Upper St. Clair High School’s therapeutic emotional support program was recently named a first-place award winner in the 25th annual Magna Awards, sponsored by National School Boards Association’s flagship magazine, American School Board Journal.
This is the third year the Magna Awards have focused on recognizing school districts and their leaders for their efforts to bring educational equity to their students.
Known simply as the 409 Program, named after its room location, the Upper St. Clair program’s goal is to provide students who have significant mental health needs with the opportunity to participate fully in their high school.
“Meeting individual children’s needs from both a developmental and programmatic perspective is something about which the staff and students associated with the program should be very proud,” Timothy Wagner, high school principal, said. “The 409 Program is another way that Upper St. Clair High School continues to fulfill its mission on behalf of our residents.”
Students receive comprehensive learning supports, intensive therapeutic/emotional supports, behavior management, social skills training, individualized coursework and community-based service-learning opportunities.
Amy Pfender, assistant to the superintendent, said “409 is more than a program. It is a place that means something different to each student and family given the uniqueness of the program. The most rewarding part is seeing the individual successes of students and hearing about their accomplishments after high school.”
The 409 Program was created 15 years ago in response to parental concern regarding children’s ability to attend high school if they exhibited emotional and behavioral issues that impacted their learning.
“At that time, an appropriate program did not exist at USC. Therefore, students with significant mental health issues attended specialized schools outside the district,” Pfender said. “Going outside the district left many of those students feeling ostracized and, in some cases, it negatively impacted their lives within the community.”
The 409 Program serves approximately 25 students with a team that includes a highly trained emotional support teacher, learning support teacher, paraprofessional, social worker and behavior specialist as well as outside therapists and psychiatrists.
“Within the 409 classroom, staff members create a therapeutic environment, where students can share their struggles and seek help from adults as well as their peers,” Pfender said. “The classroom has become a sanctuary for students. Within this supportive community, students can begin to develop resiliency and experience more success in high school.”
Participating students qualify for special education services and exhibit a variety of mental health diagnoses, including obsessive-compulsive disorder, autism, anxiety, depression, post-traumatic stress disorder, bipolar disorder and oppositional defiant disorder.

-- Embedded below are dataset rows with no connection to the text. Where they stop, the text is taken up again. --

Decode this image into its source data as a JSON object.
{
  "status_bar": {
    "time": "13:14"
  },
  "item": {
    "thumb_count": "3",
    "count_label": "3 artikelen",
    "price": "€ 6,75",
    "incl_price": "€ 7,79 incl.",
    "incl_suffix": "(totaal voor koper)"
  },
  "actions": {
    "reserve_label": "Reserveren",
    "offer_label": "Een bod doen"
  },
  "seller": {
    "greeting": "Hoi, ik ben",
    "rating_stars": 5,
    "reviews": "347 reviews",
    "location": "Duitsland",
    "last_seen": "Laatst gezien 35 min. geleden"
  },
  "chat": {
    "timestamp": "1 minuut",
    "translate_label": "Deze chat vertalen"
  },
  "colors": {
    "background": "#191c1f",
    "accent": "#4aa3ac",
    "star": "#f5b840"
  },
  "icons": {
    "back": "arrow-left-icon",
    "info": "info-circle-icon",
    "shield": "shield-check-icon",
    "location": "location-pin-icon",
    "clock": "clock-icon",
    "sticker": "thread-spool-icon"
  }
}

“The relationships that are formed between the adults and students are clearly the most rewarding aspect of the program,” Dan Beck, assistant principal, said. “We believe that students who have these positive relationships with adults, and each other, are more likely to have a positive and engaging high school experience.”
The 409 Program seeks to remove the barriers to achievement in five key ways:

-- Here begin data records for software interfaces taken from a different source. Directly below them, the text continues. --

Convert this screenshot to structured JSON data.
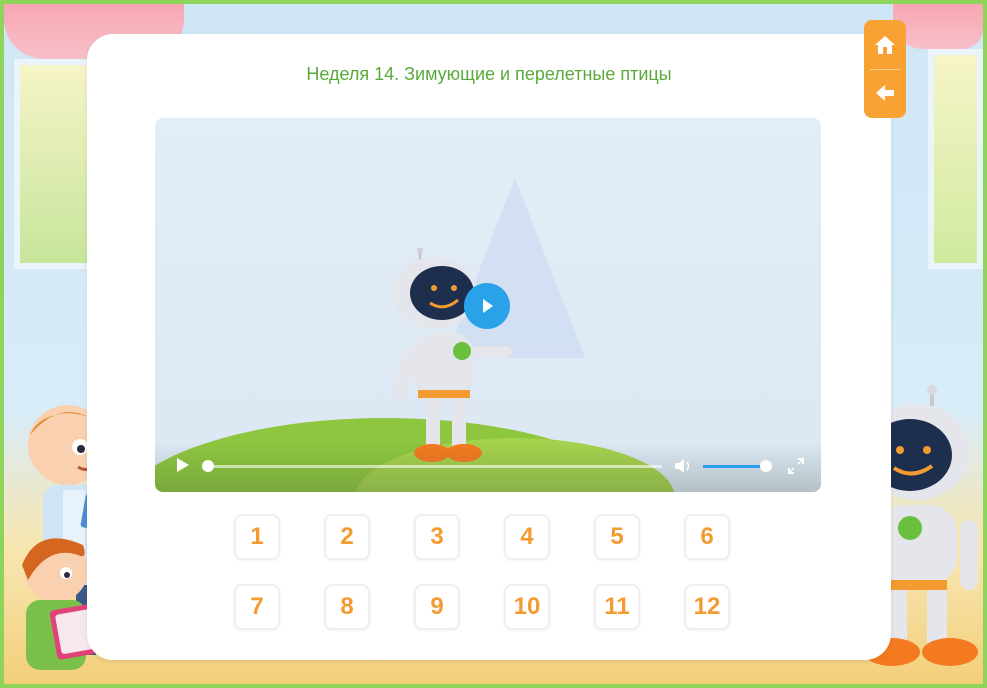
{
  "lesson": {
    "title": "Неделя 14. Зимующие и перелетные птицы"
  },
  "nav": {
    "home_icon": "home-icon",
    "back_icon": "arrow-left-icon",
    "accent": "#f8a233"
  },
  "video": {
    "play_icon": "play-icon",
    "progress": 0,
    "volume": 0.9,
    "volume_icon": "volume-icon",
    "fullscreen_icon": "fullscreen-icon"
  },
  "lessons_grid": {
    "row1": [
      "1",
      "2",
      "3",
      "4",
      "5",
      "6"
    ],
    "row2": [
      "7",
      "8",
      "9",
      "10",
      "11",
      "12"
    ],
    "color": "#f39b31"
  },
  "colors": {
    "title": "#5aa93a",
    "frame": "#8ed45a",
    "play_button": "#2aa2e9"
  }
}
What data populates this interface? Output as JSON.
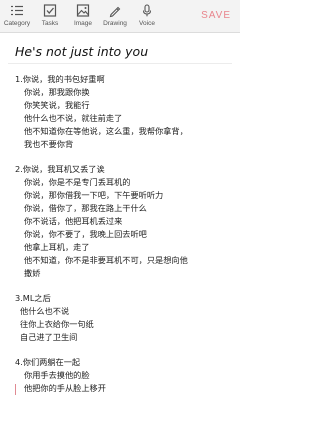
{
  "toolbar": {
    "category": "Category",
    "tasks": "Tasks",
    "image": "Image",
    "drawing": "Drawing",
    "voice": "Voice",
    "save": "SAVE"
  },
  "note": {
    "title": "He's not just into you",
    "lines": [
      "1.你说，我的书包好重啊",
      "你说，那我跟你换",
      "你笑笑说，我能行",
      "他什么也不说，就往前走了",
      "他不知道你在等他说，这么重，我帮你拿背，",
      "我也不要你背",
      "2.你说，我耳机又丢了诶",
      "你说，你是不是专门丢耳机的",
      "你说，那你借我一下吧，下午要听听力",
      "你说，借你了，那我在路上干什么",
      "你不说话，他把耳机丢过来",
      "你说，你不要了，我晚上回去听吧",
      "他拿上耳机，走了",
      "他不知道，你不是非要耳机不可，只是想向他",
      "撒娇",
      "3.ML之后",
      "他什么也不说",
      "往你上衣给你一句纸",
      "自己进了卫生间",
      "4.你们两躺在一起",
      "你用手去摸他的脸",
      "他把你的手从脸上移开"
    ]
  },
  "colors": {
    "accent": "#e9858d",
    "toolbar_bg": "#f3f3f3"
  }
}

- Uncovering the gifts of each student despite his/her challenges and providing opportunities to grow;
- Collaborating with parents and outside providers;
- Addressing the therapeutic needs of students;
- Providing the necessary academic supports and accommodations;
- Enhancing social skills development through community-based service learning.
“409 is a community,” Beck said. “One of the most important aspects of a community is feeling a sense of belonging, connectedness, or membership — and that’s what takes place in this classroom.
“We believe that students that are connected to the 409 community are less likely to engage in problematic behaviors. Further, we also believe that these students will do better academically, grow socially, and adapt emotionally.”
Students receive individual and group therapeutic sessions to address their diagnoses and presenting problems. When students experience behavioral challenges within their general education classes, the emotional support teacher and licensed social worker collaborate with teachers to create solutions.
Academic and learning needs also are addressed. Students are scheduled into any high school course that meets their needs. Some students participate in honors and Advanced Placement classes, while others enroll in academic classes or vocational-technical experiences.
Academic supports are delivered based on each student’s needs. Students have access to the 409 classroom throughout the day and can receive academic instruction as needed to support their involvement in general education classes.
“The 409 Program has been a life-changing program for students and their families,” Wagner said. “Over the past 15 years, 85 students have graduated from Upper St. Clair High School after participating in the program, 41 of whom completed postsecondary education.”
The program also provides unique opportunities for students to enhance their social skills development through community-based service-learning trips.
“Each month, the 409 students and adults participate in a day-long service trip to local organizations such as Kane Hospital, Jubilee Soup Kitchen, World Vision, and Toys for Tots,” Wagner said. “Once again, students with huge challenges are placed in a position where they are recognized and appreciated.”